is a powerful book; it also is notable that while Levine looks deeply into his personal past here, he often confronts his memories in a present-tense poetry of experience. He does not plod through memories, but recreates scenes. Importantly Levine follows his personal past through his family to touch on its connections to the immigrant experience, his hometown of Detroit, and through Detroit industrial America, and into the river of the American experience. In the same way Sylvia Plath’s Ariel
is thought to be a quintessential book of confessional poetry, yet it connects Plath’s personal vision to an audience through mythology and metaphor. For instance when Plath says about pregnancy in “Morning Song”: “Love set you going like a fat gold watch,” she uses non-personal metaphor to assert a universal statement about pregnancy. Of course Plath says it in her characteristically dark and humorous way. Pepper’s Temporary Apprehensions
displays a range of interests including and also beyond himself. That is where contemporary poetry needs to go. Like other aspects in America today, the pursuit of personal voice at the expense of all else has left many people very alone.

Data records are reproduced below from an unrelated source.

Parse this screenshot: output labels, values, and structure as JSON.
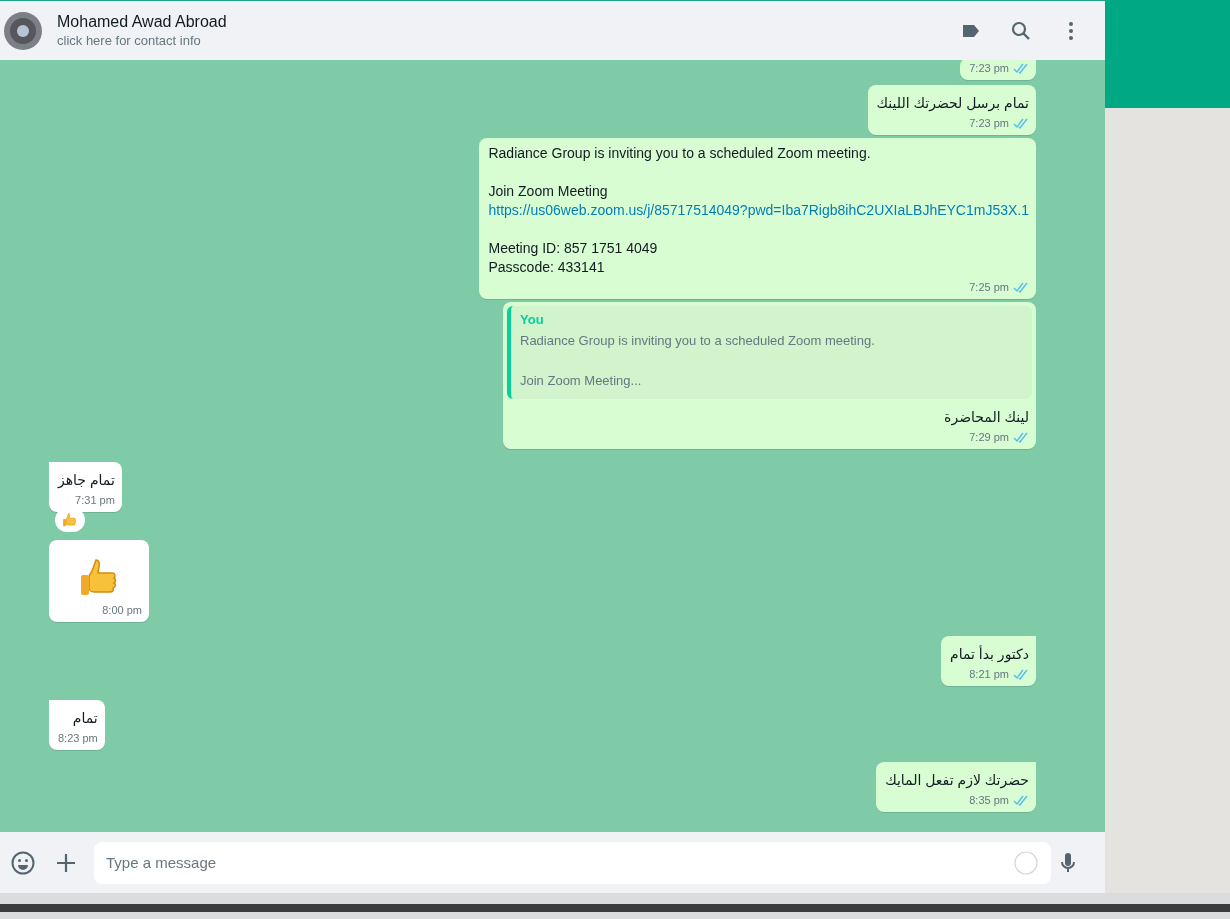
{
  "header": {
    "name": "Mohamed Awad Abroad",
    "subtitle": "click here for contact info"
  },
  "messages": [
    {
      "kind": "text",
      "outgoing": true,
      "time": "7:23 pm",
      "read": true
    },
    {
      "kind": "text",
      "outgoing": true,
      "text": "تمام برسل لحضرتك اللينك",
      "time": "7:23 pm",
      "read": true
    },
    {
      "kind": "invite",
      "outgoing": true,
      "parts": [
        {
          "kind": "text",
          "text": "Radiance Group is inviting you to a scheduled Zoom meeting."
        },
        {
          "kind": "gap"
        },
        {
          "kind": "text",
          "text": "Join Zoom Meeting"
        },
        {
          "kind": "link",
          "text": "https://us06web.zoom.us/j/85717514049?pwd=Iba7Rigb8ihC2UXIaLBJhEYC1mJ53X.1"
        },
        {
          "kind": "gap"
        },
        {
          "kind": "text",
          "text": "Meeting ID: 857 1751 4049"
        },
        {
          "kind": "text",
          "text": "Passcode: 433141"
        }
      ],
      "time": "7:25 pm",
      "read": true
    },
    {
      "kind": "reply",
      "outgoing": true,
      "quote": {
        "author": "You",
        "parts": [
          {
            "kind": "text",
            "text": "Radiance Group is inviting you to a scheduled Zoom meeting."
          },
          {
            "kind": "gap"
          },
          {
            "kind": "text",
            "text": "Join Zoom Meeting..."
          }
        ]
      },
      "text": "لينك المحاضرة",
      "time": "7:29 pm",
      "read": true
    },
    {
      "kind": "text",
      "outgoing": false,
      "text": "تمام جاهز",
      "time": "7:31 pm",
      "reacted": true
    },
    {
      "kind": "sticker",
      "outgoing": false,
      "time": "8:00 pm"
    },
    {
      "kind": "text",
      "outgoing": true,
      "text": "دكتور بدأ تمام",
      "time": "8:21 pm",
      "read": true
    },
    {
      "kind": "text",
      "outgoing": false,
      "text": "تمام",
      "time": "8:23 pm"
    },
    {
      "kind": "text",
      "outgoing": true,
      "text": "حضرتك لازم تفعل المايك",
      "time": "8:35 pm",
      "read": true
    }
  ],
  "composer": {
    "placeholder": "Type a message"
  }
}
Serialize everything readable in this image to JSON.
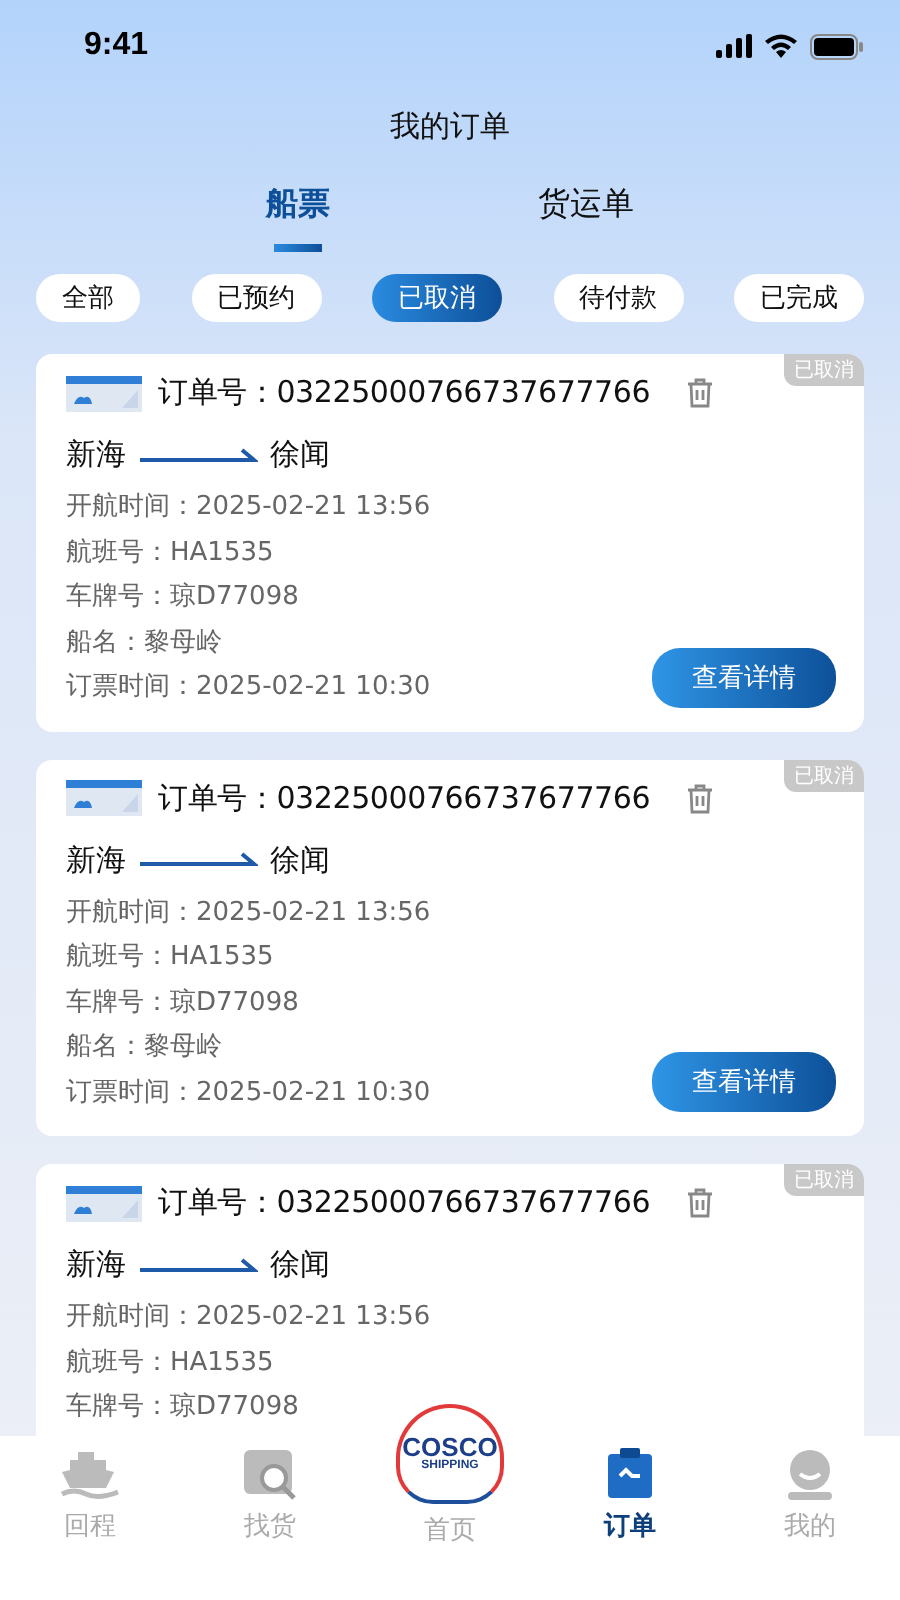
{
  "status_bar": {
    "time": "9:41"
  },
  "title": "我的订单",
  "tabs": [
    {
      "label": "船票",
      "selected": true
    },
    {
      "label": "货运单",
      "selected": false
    }
  ],
  "filters": [
    {
      "label": "全部",
      "selected": false
    },
    {
      "label": "已预约",
      "selected": false
    },
    {
      "label": "已取消",
      "selected": true
    },
    {
      "label": "待付款",
      "selected": false
    },
    {
      "label": "已完成",
      "selected": false
    }
  ],
  "orders": [
    {
      "status": "已取消",
      "order_no": "订单号：03225000766737677766",
      "from": "新海",
      "to": "徐闻",
      "fields": [
        "开航时间：2025-02-21 13:56",
        "航班号：HA1535",
        "车牌号：琼D77098",
        "船名：黎母岭",
        "订票时间：2025-02-21 10:30"
      ],
      "button": "查看详情"
    },
    {
      "status": "已取消",
      "order_no": "订单号：03225000766737677766",
      "from": "新海",
      "to": "徐闻",
      "fields": [
        "开航时间：2025-02-21 13:56",
        "航班号：HA1535",
        "车牌号：琼D77098",
        "船名：黎母岭",
        "订票时间：2025-02-21 10:30"
      ],
      "button": "查看详情"
    },
    {
      "status": "已取消",
      "order_no": "订单号：03225000766737677766",
      "from": "新海",
      "to": "徐闻",
      "fields": [
        "开航时间：2025-02-21 13:56",
        "航班号：HA1535",
        "车牌号：琼D77098"
      ]
    }
  ],
  "nav": [
    {
      "label": "回程",
      "selected": false
    },
    {
      "label": "找货",
      "selected": false
    },
    {
      "label": "首页",
      "selected": false,
      "logo": [
        "COSCO",
        "SHIPPING"
      ]
    },
    {
      "label": "订单",
      "selected": true
    },
    {
      "label": "我的",
      "selected": false
    }
  ]
}
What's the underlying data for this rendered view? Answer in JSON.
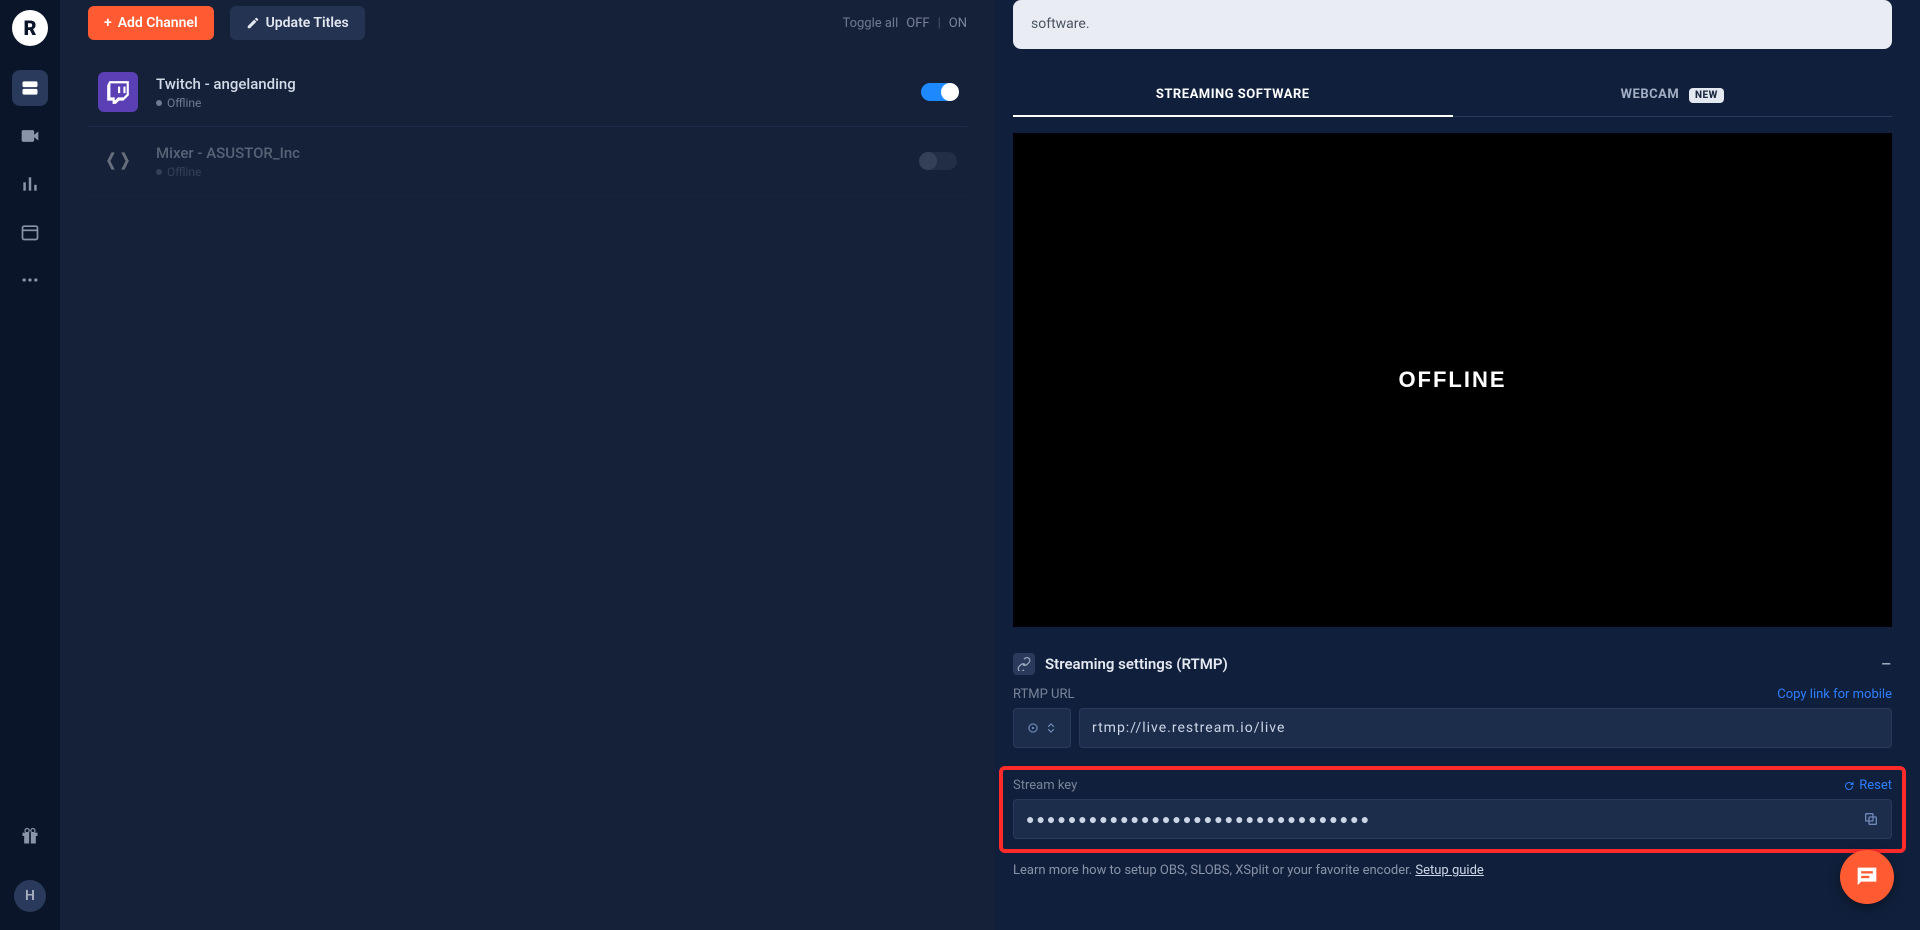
{
  "sidebar": {
    "logo_letter": "R",
    "avatar_letter": "H"
  },
  "toolbar": {
    "add_channel": "Add Channel",
    "update_titles": "Update Titles",
    "toggle_all": "Toggle all",
    "off": "OFF",
    "on": "ON"
  },
  "channels": [
    {
      "name": "Twitch - angelanding",
      "status": "Offline",
      "enabled": true,
      "provider": "twitch"
    },
    {
      "name": "Mixer - ASUSTOR_Inc",
      "status": "Offline",
      "enabled": false,
      "provider": "mixer"
    }
  ],
  "info_box": "software.",
  "tabs": {
    "software": "STREAMING SOFTWARE",
    "webcam": "WEBCAM",
    "new_badge": "NEW"
  },
  "preview": {
    "status": "OFFLINE"
  },
  "settings_header": "Streaming settings (RTMP)",
  "rtmp": {
    "label": "RTMP URL",
    "copy_link": "Copy link for mobile",
    "value": "rtmp://live.restream.io/live"
  },
  "stream_key": {
    "label": "Stream key",
    "reset": "Reset",
    "value": "●●●●●●●●●●●●●●●●●●●●●●●●●●●●●●●●●"
  },
  "footnote": {
    "text": "Learn more how to setup OBS, SLOBS, XSplit or your favorite encoder. ",
    "guide": "Setup guide"
  }
}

(Wasteland Press). He has an MA from the Johns Hopkins Writing Seminars, and lives and work
in Baltimore, Maryland. Visit him at